Photos on low-light and night-time environments also turn out far better than the smartphones I previously handled (with the exception of the Gionee Elife E7. This device's camera rocks, but I digress), and that says a lot. Sample shots below.
On the software side, the camera app sports the stock Android 4.2 UI. To the i3's credit, it runs the software better and faster than some of its contemporaries, i.e. no delay in image captures, great transitioning from camera to gallery, and just overall smoothness. It also has a 4x digital zoom, HDR, geo-tagging, face detection, some filters for your images, and the default fix-my-image-up modes of Android 4.2.
The Kata i3 sports a 2250mAh non-removable Li-ion battery encased in an aluminum plate directly behind its plastic shell. Most 720p quad-cores offer the same or more battery rating (some even go as low as 1800mAh), and these are admittedly small numbers for a moderately-powered device, but there's always a software optimization factor in play, making one device with a higher battery rating drain faster than another device with a lower battery rating vice versa.
The i3's battery holds decently when playing online games such as Shadowgun: Deadzone (an average team game lasts around 15 minutes), though there's some mild warming going on. The above provided, 3 hours and 30 minutes will take around 50% off of your battery when connected to WiFi, with medium brightness, and with maximum volume.
Recharging with the stock charger will last give or take 3 hours, depending on the battery level remaining on your device.
The Kata i3 is the company's first device to feature the Kata FishCloud cloud storage (like Dropbox, though as of my review it wasn't ready for use yet), the easy WiFi hotspot-setting Hotspot app, an Owtel 3G app (simply put it turns enables/disables your SIM 1 or SIM 2), and the Fish Market, which lets you download apps - some of which are paid on the Play Store - for free.
There are also additional pre-loaded apps that offer value, such as the Kingsoft Office and the MX Player Pro. While these are readily available at the Play Store for free, having them installed at the moment you boot your device, ready for use, is priceless.

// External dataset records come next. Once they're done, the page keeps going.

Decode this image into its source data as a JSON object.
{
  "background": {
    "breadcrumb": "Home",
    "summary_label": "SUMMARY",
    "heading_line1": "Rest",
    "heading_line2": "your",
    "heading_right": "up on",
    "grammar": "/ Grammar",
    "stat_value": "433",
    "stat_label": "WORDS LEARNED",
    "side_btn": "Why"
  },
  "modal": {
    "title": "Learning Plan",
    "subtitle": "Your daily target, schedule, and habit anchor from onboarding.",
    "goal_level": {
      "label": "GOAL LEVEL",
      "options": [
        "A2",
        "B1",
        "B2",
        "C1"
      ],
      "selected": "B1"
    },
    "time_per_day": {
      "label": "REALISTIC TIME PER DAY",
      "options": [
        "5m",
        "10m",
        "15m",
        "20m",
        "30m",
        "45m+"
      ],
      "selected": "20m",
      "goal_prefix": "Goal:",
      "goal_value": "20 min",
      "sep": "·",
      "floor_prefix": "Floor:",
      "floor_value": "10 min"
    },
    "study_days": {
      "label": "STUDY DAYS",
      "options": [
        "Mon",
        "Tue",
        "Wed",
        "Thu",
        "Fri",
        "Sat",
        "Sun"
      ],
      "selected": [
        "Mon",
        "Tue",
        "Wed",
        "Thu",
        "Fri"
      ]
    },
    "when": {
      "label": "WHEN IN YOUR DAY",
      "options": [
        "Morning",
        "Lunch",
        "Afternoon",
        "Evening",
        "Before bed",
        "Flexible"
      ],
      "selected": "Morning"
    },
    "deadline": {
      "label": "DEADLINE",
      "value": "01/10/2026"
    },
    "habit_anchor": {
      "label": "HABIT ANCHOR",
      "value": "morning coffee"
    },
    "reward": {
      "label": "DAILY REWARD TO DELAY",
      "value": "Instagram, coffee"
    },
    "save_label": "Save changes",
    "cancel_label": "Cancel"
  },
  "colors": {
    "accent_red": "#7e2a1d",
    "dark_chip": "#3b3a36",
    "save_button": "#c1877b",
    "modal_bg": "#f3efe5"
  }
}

When I first saw the Kata i3 personally - and I'm not exaggerating - I was fairly impressed of the value-for-money it offered. At that time, there were no local devices that featured a 720p display, a moderately powerful combination of hardware, and a 16GB internal storage, for only P8,499 (as of April 2014 it's now only P7,499). Up to now, there are only a few smartphones, if any, that offers 16GB onboard for this price.
Specs aside, there was also the beauty factor for me. The Kata i3, with its brushed metal accent, is certainly a looker. Its sleek design, its rather odd camera placement, and its 5-inch display pulls off a great-looking device that gives other local competitors - and perhaps even international ones - a run for their money.

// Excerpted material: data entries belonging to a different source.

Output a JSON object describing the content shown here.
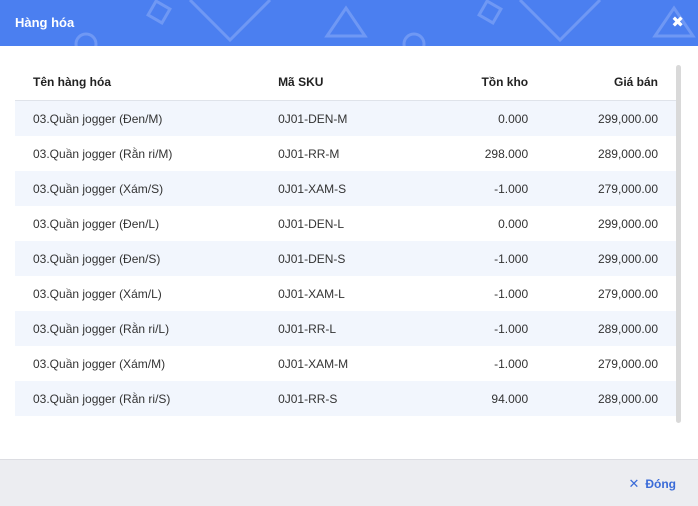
{
  "dialog": {
    "title": "Hàng hóa",
    "close_icon": "close-icon",
    "close_glyph": "✖"
  },
  "table": {
    "headers": [
      "Tên hàng hóa",
      "Mã SKU",
      "Tồn kho",
      "Giá bán"
    ],
    "rows": [
      {
        "name": "03.Quần jogger (Đen/M)",
        "sku": "0J01-DEN-M",
        "stock": "0.000",
        "price": "299,000.00"
      },
      {
        "name": "03.Quần jogger (Rằn ri/M)",
        "sku": "0J01-RR-M",
        "stock": "298.000",
        "price": "289,000.00"
      },
      {
        "name": "03.Quần jogger (Xám/S)",
        "sku": "0J01-XAM-S",
        "stock": "-1.000",
        "price": "279,000.00"
      },
      {
        "name": "03.Quần jogger (Đen/L)",
        "sku": "0J01-DEN-L",
        "stock": "0.000",
        "price": "299,000.00"
      },
      {
        "name": "03.Quần jogger (Đen/S)",
        "sku": "0J01-DEN-S",
        "stock": "-1.000",
        "price": "299,000.00"
      },
      {
        "name": "03.Quần jogger (Xám/L)",
        "sku": "0J01-XAM-L",
        "stock": "-1.000",
        "price": "279,000.00"
      },
      {
        "name": "03.Quần jogger (Rằn ri/L)",
        "sku": "0J01-RR-L",
        "stock": "-1.000",
        "price": "289,000.00"
      },
      {
        "name": "03.Quần jogger (Xám/M)",
        "sku": "0J01-XAM-M",
        "stock": "-1.000",
        "price": "279,000.00"
      },
      {
        "name": "03.Quần jogger (Rằn ri/S)",
        "sku": "0J01-RR-S",
        "stock": "94.000",
        "price": "289,000.00"
      }
    ]
  },
  "footer": {
    "close_label": "Đóng",
    "close_glyph": "✕",
    "close_icon": "close-icon"
  },
  "colors": {
    "header_bg": "#4b7ff0",
    "row_stripe": "#f2f6fd",
    "footer_bg": "#ecedf1",
    "accent": "#3a6bd8"
  }
}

For P7,499 (P8,499 previously), the Kata i3 is a definite steal. Sure, the average consumer can now get an HD smartphone with similar specifications for three thousand pesos less, but does it have a great build and a respectable onboard storage? How about value-added apps or a better camera? If you're willing to spend a little more for something that offers a lot more, the Kata i3 is one Android smartphone worth considering.
Kata i3 Specifications
OS: Android 4.2.2 Jelly Bean
Processor: 1.3GHz quad-core MT6582 processor, Mali-400 GPU
Memory: 1GB RAM, 16GB internal storage, microSD expandable up to 32GB
Display: 5-inch HD IPS OGS display, 720x1280 resolution, 294 ppi
Camera: 13-megapixel rear camera with AF & LED flash, 5-megapixel front-facing camera
Connectivity: EDGE, 2G, 3.5G, HSPA+, WiFi 802.11b/g/n, WiFi hotspot, Bluetooth 4.0, GPS w/ A-GPS, microUSB 2.0
SIM: Dual micro SIM
Battery: Non-removable 2250mAh Li-ion battery
Dimensions: 143.6 mm x 72.2 mm x 8.3 mm, 153.2 g